So yesterday I left you with a bit of a cliffhanger. I know, I know, I’m so mean. So here is how the day unfolded…
We rushed through our chores yesterday morning and started loading up our farm truck. A large dog crate with straw in the bottom was secured in back. A cooler with bottles of water thrown in the back seat. And since farm trucks are notorious for breaking down when you least expect it, I also threw in a tarp, jumper cables, a crowbar, a bucket of water and a lot of other junk I thought we might need.
A little after noon, we three girls started off on a road trip, and a little under two hours later we ended up at a barn full of, you guessed it, SHEEP!
Seven weeks ago, I had reserved a ram lamb, sight-unseen, after finding an ad in a farm paper.
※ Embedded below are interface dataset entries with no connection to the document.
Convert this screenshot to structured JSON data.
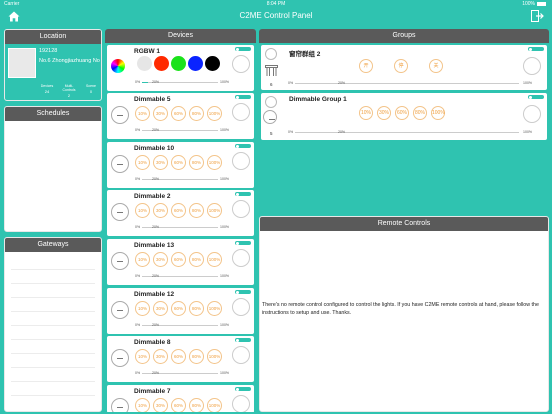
{
  "status": {
    "carrier": "Carrier",
    "time": "8:04 PM",
    "battery": "100%"
  },
  "nav": {
    "title": "C2ME Control Panel"
  },
  "location": {
    "header": "Location",
    "code": "192128",
    "address": "No.6 Zhongjiazhuang No",
    "stats": [
      {
        "label": "Devices",
        "value": "24"
      },
      {
        "label": "Multi-Controls",
        "value": "2"
      },
      {
        "label": "Scene",
        "value": "0"
      }
    ]
  },
  "schedules": {
    "header": "Schedules"
  },
  "gateways": {
    "header": "Gateways"
  },
  "devices": {
    "header": "Devices",
    "rgbw": {
      "name": "RGBW 1",
      "colors": [
        "#e6e6e6",
        "#ff2a00",
        "#1be21b",
        "#0a23ff",
        "#000000"
      ],
      "slider": {
        "lo": "0%",
        "mid": "20%",
        "hi": "100%",
        "value": 0.08
      }
    },
    "dimmables": [
      {
        "name": "Dimmable 5",
        "levels": [
          "10%",
          "30%",
          "60%",
          "80%",
          "100%"
        ],
        "slider": {
          "lo": "0%",
          "mid": "20%",
          "hi": "100%",
          "value": 0.0
        }
      },
      {
        "name": "Dimmable 10",
        "levels": [
          "10%",
          "30%",
          "60%",
          "80%",
          "100%"
        ],
        "slider": {
          "lo": "0%",
          "mid": "20%",
          "hi": "100%",
          "value": 0.0
        }
      },
      {
        "name": "Dimmable 2",
        "levels": [
          "10%",
          "30%",
          "60%",
          "80%",
          "100%"
        ],
        "slider": {
          "lo": "0%",
          "mid": "20%",
          "hi": "100%",
          "value": 0.0
        }
      },
      {
        "name": "Dimmable 13",
        "levels": [
          "10%",
          "30%",
          "60%",
          "80%",
          "100%"
        ],
        "slider": {
          "lo": "0%",
          "mid": "20%",
          "hi": "100%",
          "value": 0.0
        }
      },
      {
        "name": "Dimmable 12",
        "levels": [
          "10%",
          "30%",
          "60%",
          "80%",
          "100%"
        ],
        "slider": {
          "lo": "0%",
          "mid": "20%",
          "hi": "100%",
          "value": 0.0
        }
      },
      {
        "name": "Dimmable 8",
        "levels": [
          "10%",
          "30%",
          "60%",
          "80%",
          "100%"
        ],
        "slider": {
          "lo": "0%",
          "mid": "20%",
          "hi": "100%",
          "value": 0.0
        }
      },
      {
        "name": "Dimmable 7",
        "levels": [
          "10%",
          "30%",
          "60%",
          "80%",
          "100%"
        ],
        "slider": {
          "lo": "0%",
          "mid": "20%",
          "hi": "100%",
          "value": 0.0
        }
      }
    ]
  },
  "groups": {
    "header": "Groups",
    "items": [
      {
        "name": "窗帘群组 2",
        "count": "6",
        "buttons": [
          "开",
          "停",
          "关"
        ],
        "slider": {
          "lo": "0%",
          "mid": "20%",
          "hi": "100%",
          "value": 0.0
        }
      },
      {
        "name": "Dimmable Group 1",
        "count": "5",
        "buttons": [
          "10%",
          "30%",
          "60%",
          "80%",
          "100%"
        ],
        "slider": {
          "lo": "0%",
          "mid": "20%",
          "hi": "100%",
          "value": 0.0
        }
      }
    ]
  },
  "remote": {
    "header": "Remote Controls",
    "message": "There's no remote control configured to control the lights. If you have C2ME remote controls at hand, please follow the instructions to setup and use. Thanks."
  },
  "colors": {
    "accent": "#2fc3b0",
    "header": "#5a5a5a",
    "level": "#f0a040"
  }
}
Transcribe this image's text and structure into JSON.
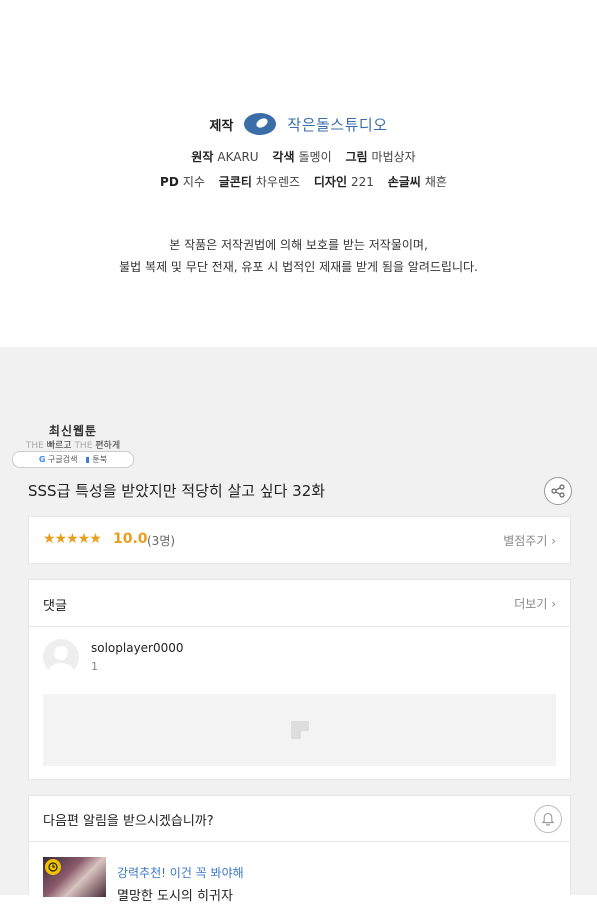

Goodness sakes, I didn’t even have any pictures of this lamb! I wanted a ram that was a 50/50 Katahdin/Dorper cross, was 100% grass fed, and highly parasite resistant. Everything the farmer told me over the phone matched what I had been searching for, so I went with my gut feeling and reserved myself a ram.
Seven weeks is a long time, though, and I began to doubt my gut feeling more each week. Yeah, I’m a worrier….
At the farm, we followed the farmer over to the stall where he had separated my ram and his mother, a registered Katahdin. And here they are:
And here is his sire, a full blooded Dorper:
He then showed me the rest of his flock. I wish I had gotten a picture. These grass fed, organic sheep were exceptionally nice. I just wanted to take them all home. These sheep were not wormed with conventional deworming chemicals, just free choice kelp. No grain, just grass and hay. As I was standing there trying not to drool, the farmer pulled out another ram lamb from the flock for me to look at. He had told me about this lamb on the phone, but I had decided against him because he wasn’t pure white. But looking at this second handsome lamb, I made another rash, gut-driven decision: “I’ll take both, please.” I think I shocked Anna. LOL
Yes, I bought two rams. One ram lamb would have been awfully lonely all by himself…..
Here are some pictures of my two handsome boys under the crab apple tree.
And for the record, the farm truck got us there and back without a hitch. Also, it’s a good thing the truck has a cap. It took the white lamb three whole seconds to smash the front off the dog crate. Lambs are strong! So the dog crate and all my “junk” ended up on the back seat and the lambs rode loose in the enclosed truck bed.
So that is the latest farm news. I will try very hard not to buy any more sheep this year, but I don’t promise anything!
Evening are wonderful. The heat of the day begins to relent, and the animals come out of their shade shelters, ready to graze. I love opening up a fresh paddock for the goats and sheep each evening.
Grass is the sweetest and most nutrient dense right at sunset after converting sunlight into sugars all day (and consequently is at its lowest nutrition at dawn after “starving” all night without the sun). Watching my darlings graze is like therapy; the stress of the day melts away as I watch them enjoy their solar powered meal.
The two youngest of the baby goats spend their evenings playing. Their energy releases like a spring, and these two hardly stop long enough for me to get a decent picture. Some young friends of mine named them Freddie and Nancy. Cute!